Sano, Motoaki and Schneider, Michael D
Cell Cycle, 2: 99-104 (2003)
A subset of cyclin-dependent protein kinases--Cdk7, Cdk8, and Cdk9--participates directly, in complex ways, with the fundamental machinery for gene transcription, as elements of general transcription factors whose substrate is the C-terminal domain (CTD) of RNA polymerase II. Here, we review recent data implicating the CTD kinase Cdk9 as a critical determinant of cardiac hypertrophy, in vitro and in vivo. Diverse trophic signals that increase cardiac mass all activated Cdk9 (work load, the small G-protein Gaq, and the calcium-dependent phosphatase calcineurin in mouse myocardium; endothelin-1, a hypertrophic agonist, in cultured cardiomyocytes). Little or no change occurred in levels of the kinase or its activator, cyclin T. Instead, in all four hypertrophic models, Cdk9 activation involves the dissociation of 7SK small nuclear RNA (snRNA), an endogenous inhibitor. In culture, dominant-negative Cdk9 blocked ET-1-induced hypertrophy, whereas an anti-sense "knockdown" of 7SK snRNA provoked spontaneous cell growth. In trans-genie mice, concordant with these results, activation of Cdk9 activity via cardiac-specific overexpression of cyclin Tl suffices to provoke hypertrophy. Together, these findings implicate Cdk9 activity as a pivotal regulator of pathophysiological heart growth. Because hypertrophy, in turn, is a cardinal risk factor for developing cardiac pump failure, these results support the logic of examining Cdk9 as a potential drug target in heart disease.

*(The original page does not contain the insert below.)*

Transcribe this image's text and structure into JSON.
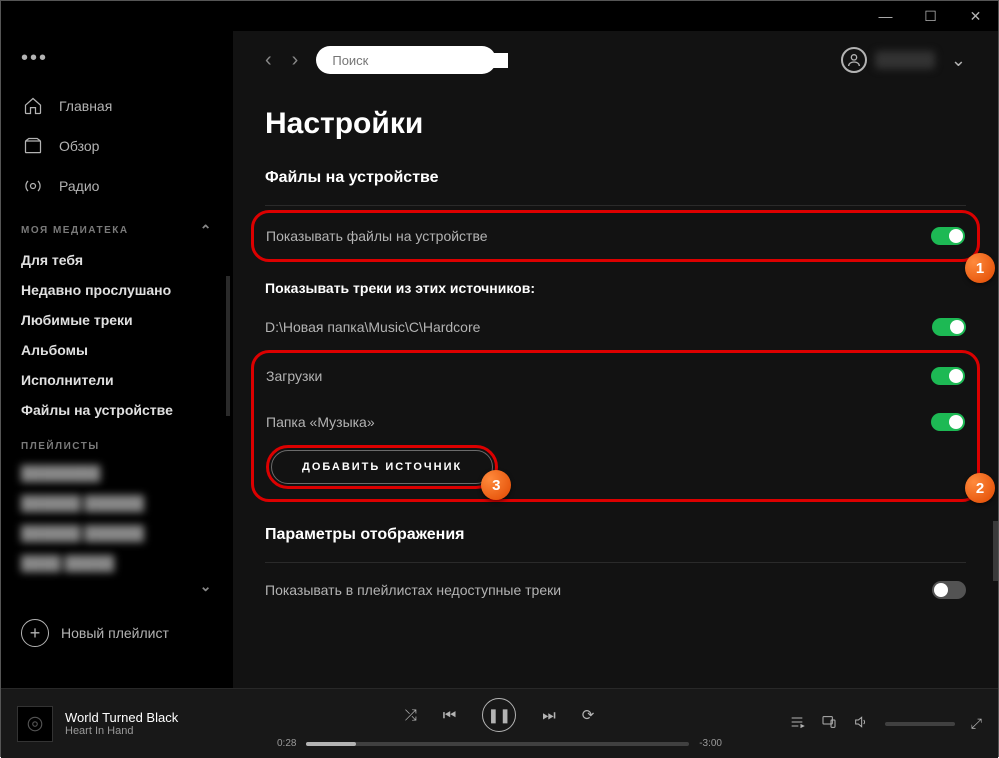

|Regulation of TAK/P-TEFb in CD4+ T lymphocytes and macrophages. |
Rice, Andrew P and Herrmann, Christine H
Curr. HIV Res., 1: 395-404 (2003)
HIV replication occurs principally in activated CD4+ T cells and macrophages. The HIV-1 Tat protein is essential for HIV replication and requires a cellular protein kinase activity termed TAK/P-TEFb, composed of CDK9 and cyclin T1, for its transactivation function. This article reviews recent work indicating that under some circumstances TAK/P-TEFb is likely to be limiting for HIV replication in CD4+ T cells and macrophages, and discusses mechanisms of regulation of the TAK/P-TEFb subunits in these cell types. In resting CD4+ T lymphocytes, TAK/P-TEFb function is low. Following lymphocyte activation, even under conditions of minimal activation in which activation markers and cellular proliferation are not induced, both CDK9 and cyclin T1 mRNA and protein levels are increased, leading to an induction of TAK/P-TEFb kinase activity that correlates with increased viral replication. In macrophages, regulation of TAK/P-TEFb involves mechanisms distinct from those in lymphocytes. In freshly isolated monocytes, CDK9 protein levels are high, while cyclin T1 protein levels are low to undetectable. Cyclin T1 protein expression is up-regulated during early macrophage differentiation by a mechanism that involves post-transcriptional regulation. Later during differentiation, cyclin T1 expression becomes shut off by a post-transcriptional mechanism, and this correlates with a decrease in Tat transactivation. Interestingly, cyclin T1 can be re-induced with lipopolysaccharide (LPS). These findings suggest that changes in cyclin T1 expression can influence HIV-1 replication levels in monocytes and macrophages. Important areas for future research on Tat and TAK/P-TEFb function are discussed.